“He wasn’t belittling or mean. He was the only one concerned about my safety. He made me feel significant, I didn’t feel invisible anymore,” McGarry said.
Mayor Kartak expressed concerns that McGarry could get hit by a car and asked if he had a place to go.
“I told him, ‘I’m a father, and as far as I’m concerned, you could be one of my kids,’” Mayor Kartak told the Lynnwood Times. “I said, ‘You got your whole life ahead of you, and it’s heartbreaking to see someone throwing their life away.’”
Neither Mayor Kartak nor McGarry would know this at the time, but there was some similarity between Billy and Kartak’s own kids. The two would later learn that McGarry attended Snohomish High School at the same time as his own children.
Kartak walked McGarry to the nearest cold weather shelter, talking like friends and offering to connect him with resources such as the Salvation Army.
“He just wanted to help. . . . Who does that? I was just like, who is this guy? He still walked with me. He still treated me like a human being,” McGarry said.

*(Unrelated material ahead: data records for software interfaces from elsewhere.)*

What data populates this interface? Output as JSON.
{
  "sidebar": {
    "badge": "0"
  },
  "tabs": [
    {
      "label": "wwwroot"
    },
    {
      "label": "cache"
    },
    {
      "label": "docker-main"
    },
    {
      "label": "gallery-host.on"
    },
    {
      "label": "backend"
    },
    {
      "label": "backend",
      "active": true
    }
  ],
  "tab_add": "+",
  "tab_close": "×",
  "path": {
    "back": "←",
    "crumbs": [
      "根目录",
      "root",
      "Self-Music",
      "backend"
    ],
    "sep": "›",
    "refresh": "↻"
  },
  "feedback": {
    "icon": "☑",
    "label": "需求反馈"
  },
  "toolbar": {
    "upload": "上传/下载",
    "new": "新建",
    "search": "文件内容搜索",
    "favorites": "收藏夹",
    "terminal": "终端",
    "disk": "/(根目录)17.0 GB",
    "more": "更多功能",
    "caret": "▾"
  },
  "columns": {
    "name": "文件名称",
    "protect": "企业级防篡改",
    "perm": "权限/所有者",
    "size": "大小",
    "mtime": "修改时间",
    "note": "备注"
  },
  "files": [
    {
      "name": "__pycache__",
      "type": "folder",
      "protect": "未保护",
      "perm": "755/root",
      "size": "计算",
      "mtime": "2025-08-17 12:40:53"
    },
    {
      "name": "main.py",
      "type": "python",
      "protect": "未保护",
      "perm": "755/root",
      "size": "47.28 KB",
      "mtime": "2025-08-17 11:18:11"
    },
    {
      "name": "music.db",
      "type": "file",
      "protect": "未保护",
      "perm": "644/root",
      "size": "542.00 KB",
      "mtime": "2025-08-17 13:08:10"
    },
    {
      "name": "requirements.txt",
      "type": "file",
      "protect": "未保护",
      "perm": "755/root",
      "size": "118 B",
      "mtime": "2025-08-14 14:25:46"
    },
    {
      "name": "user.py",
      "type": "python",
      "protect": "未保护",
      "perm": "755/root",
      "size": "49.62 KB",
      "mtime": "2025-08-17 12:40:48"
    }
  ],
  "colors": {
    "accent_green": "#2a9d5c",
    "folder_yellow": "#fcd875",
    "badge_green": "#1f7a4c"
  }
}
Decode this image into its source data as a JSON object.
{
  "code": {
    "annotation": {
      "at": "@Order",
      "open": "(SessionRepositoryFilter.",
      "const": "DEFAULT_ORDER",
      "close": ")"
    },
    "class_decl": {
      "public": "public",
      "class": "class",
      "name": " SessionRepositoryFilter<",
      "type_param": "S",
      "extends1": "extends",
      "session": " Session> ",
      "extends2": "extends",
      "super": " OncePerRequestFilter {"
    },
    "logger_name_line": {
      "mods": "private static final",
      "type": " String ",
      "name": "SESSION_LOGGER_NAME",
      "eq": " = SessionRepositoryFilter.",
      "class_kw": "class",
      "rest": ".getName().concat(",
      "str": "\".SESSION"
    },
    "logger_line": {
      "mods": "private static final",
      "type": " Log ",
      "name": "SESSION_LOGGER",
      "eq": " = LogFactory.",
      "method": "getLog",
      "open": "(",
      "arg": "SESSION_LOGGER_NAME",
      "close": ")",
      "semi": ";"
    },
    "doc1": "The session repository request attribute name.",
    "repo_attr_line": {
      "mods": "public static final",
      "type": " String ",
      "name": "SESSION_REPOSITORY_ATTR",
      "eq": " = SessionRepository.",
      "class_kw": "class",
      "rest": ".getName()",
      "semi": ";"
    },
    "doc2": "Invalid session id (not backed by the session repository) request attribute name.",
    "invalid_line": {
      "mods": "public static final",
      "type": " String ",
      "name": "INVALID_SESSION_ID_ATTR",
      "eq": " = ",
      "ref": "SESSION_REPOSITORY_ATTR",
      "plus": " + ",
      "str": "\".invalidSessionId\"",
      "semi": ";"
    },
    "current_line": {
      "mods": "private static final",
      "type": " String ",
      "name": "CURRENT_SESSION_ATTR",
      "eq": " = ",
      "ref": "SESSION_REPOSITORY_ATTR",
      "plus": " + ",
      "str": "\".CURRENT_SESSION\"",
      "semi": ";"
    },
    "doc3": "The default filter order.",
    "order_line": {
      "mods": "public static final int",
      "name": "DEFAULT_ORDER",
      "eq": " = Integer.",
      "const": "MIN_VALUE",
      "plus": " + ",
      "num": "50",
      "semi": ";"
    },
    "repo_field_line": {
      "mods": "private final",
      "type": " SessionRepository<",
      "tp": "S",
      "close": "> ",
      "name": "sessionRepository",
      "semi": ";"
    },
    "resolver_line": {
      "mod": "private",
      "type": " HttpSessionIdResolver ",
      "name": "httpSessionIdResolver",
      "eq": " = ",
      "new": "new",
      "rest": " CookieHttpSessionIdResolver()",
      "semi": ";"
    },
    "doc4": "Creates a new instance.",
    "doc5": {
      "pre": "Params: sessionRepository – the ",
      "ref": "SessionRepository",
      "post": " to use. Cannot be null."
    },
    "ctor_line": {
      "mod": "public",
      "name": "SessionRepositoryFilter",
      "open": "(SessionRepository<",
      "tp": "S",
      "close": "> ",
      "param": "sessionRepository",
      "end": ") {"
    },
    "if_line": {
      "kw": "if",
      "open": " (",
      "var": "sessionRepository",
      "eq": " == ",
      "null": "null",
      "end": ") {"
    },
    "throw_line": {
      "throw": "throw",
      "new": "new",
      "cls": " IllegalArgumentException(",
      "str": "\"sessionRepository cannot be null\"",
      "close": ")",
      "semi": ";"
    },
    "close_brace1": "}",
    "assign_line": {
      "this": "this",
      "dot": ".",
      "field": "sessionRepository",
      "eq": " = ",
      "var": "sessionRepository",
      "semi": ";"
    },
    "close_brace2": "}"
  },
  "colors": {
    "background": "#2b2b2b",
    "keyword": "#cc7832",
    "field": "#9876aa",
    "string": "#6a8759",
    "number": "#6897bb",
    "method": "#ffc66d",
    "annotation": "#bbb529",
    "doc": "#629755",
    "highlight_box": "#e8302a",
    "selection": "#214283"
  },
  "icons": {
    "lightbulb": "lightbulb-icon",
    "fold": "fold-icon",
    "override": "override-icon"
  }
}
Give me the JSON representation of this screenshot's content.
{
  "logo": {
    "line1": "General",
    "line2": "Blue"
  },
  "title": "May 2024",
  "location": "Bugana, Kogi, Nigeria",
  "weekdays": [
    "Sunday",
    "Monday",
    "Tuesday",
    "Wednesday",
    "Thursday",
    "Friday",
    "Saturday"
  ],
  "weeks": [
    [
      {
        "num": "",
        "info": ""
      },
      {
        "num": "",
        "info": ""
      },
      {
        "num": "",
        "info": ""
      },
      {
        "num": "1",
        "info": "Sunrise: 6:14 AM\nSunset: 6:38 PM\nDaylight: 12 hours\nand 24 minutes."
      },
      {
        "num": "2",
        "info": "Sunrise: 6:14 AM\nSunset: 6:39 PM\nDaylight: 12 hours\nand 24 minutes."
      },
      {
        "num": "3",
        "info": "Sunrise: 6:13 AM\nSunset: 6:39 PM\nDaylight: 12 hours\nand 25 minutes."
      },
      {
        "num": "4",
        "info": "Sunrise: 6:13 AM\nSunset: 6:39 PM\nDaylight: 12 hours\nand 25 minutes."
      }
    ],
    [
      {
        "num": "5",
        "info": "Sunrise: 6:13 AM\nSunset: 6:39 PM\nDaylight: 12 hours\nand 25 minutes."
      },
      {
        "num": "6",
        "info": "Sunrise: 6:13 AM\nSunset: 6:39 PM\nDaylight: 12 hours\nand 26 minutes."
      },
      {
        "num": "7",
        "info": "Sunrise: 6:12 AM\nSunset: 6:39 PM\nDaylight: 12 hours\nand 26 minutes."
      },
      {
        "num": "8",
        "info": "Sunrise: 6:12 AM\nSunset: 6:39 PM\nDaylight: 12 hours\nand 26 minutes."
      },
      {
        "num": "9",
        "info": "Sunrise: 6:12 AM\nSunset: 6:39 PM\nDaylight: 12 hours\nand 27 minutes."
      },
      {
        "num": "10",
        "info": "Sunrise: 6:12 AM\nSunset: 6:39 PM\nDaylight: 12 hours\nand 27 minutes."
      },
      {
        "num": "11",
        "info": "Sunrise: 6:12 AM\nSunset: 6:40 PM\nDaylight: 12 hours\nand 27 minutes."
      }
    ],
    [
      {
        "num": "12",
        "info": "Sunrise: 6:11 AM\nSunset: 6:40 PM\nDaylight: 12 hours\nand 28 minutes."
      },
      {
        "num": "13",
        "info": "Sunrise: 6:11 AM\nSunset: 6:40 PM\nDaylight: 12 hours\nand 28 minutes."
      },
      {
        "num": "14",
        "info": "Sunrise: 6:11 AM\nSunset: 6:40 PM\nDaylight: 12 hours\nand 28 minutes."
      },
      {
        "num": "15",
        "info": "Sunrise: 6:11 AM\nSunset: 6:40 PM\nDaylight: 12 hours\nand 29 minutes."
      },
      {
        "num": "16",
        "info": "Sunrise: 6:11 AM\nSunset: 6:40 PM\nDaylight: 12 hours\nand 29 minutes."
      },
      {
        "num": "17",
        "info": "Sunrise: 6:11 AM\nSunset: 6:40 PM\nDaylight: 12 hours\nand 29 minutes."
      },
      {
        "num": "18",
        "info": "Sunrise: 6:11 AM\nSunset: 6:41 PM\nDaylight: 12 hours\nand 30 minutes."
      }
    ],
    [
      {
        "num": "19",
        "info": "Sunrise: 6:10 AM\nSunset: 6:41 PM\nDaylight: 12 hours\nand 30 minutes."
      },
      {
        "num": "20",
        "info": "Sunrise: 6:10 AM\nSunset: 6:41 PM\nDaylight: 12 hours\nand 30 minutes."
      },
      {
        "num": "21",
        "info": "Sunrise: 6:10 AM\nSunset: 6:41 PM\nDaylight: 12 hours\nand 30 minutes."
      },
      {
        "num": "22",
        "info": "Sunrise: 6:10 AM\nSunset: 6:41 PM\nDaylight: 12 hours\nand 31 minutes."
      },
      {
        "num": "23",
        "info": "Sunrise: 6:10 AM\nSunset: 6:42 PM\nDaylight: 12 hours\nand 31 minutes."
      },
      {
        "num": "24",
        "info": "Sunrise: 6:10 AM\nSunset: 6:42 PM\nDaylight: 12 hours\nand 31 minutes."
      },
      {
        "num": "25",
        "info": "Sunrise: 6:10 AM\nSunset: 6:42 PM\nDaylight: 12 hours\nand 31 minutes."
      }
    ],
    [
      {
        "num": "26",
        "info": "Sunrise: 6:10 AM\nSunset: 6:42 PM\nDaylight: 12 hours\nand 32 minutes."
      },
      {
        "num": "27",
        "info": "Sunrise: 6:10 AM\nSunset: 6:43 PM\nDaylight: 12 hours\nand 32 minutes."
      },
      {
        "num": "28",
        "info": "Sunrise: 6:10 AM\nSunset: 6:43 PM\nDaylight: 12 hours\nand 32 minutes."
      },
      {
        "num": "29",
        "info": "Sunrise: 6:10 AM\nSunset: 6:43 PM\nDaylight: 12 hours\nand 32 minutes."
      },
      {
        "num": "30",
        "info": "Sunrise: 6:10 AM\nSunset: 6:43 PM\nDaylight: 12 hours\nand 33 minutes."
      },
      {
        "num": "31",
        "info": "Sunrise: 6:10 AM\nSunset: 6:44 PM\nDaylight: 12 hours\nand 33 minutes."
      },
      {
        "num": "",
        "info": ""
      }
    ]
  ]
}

After that night, McGarry decided to admit himself to rehab for the sixth and final time.
“I admitted to myself that I had a heroin problem and I needed help. It took a long time, but I finally did, and I went to treatment,” McGarry said.
Living in active recovery
When McGarry celebrated his 30th birthday in rehab, he realized he was running out of time and needed to turn his life around. He found a sponsor and began actively involved in twelve-step programs such as Alcoholics Anonymous and Narcotics Anonymous. He moved to Yakima, Washington to separate himself from his past and began working for American Rocks, laying asphalt for highways.
“The best advice I can give to someone struggling with this is to move away from your hometown and get linked up with a good support group,” McGarry told the Lynnwood Times.
To this day, McGarry is four years and five months sober, contributes to a 401k, and is working to buy his first house with his girlfriend.
“It might sound cheesy, but not all angels have wings. It really shows what the world is going through, and I really appreciate what John did,” McGarry told the Lynnwood Times. “The joys of being clean and sober, having a life I’ve never had before, is the greatest thing in the world.”
Mayor Kartak and McGarry remain friends, communicating regularly over Facebook and getting together for a burger whenever McGarry visits town.
“Billy is such a heartwarming success story for our community,” Mayor Kartak told the Lynnwood Times. “I think most people want to help, they just don’t know what they can do.”
Although Billy rekindled a relationship with his mother in his early 20s, their relationship revolved around their shared substance abuse. His mother passed away two years ago from complications within the methadone program while seeking help for her addiction.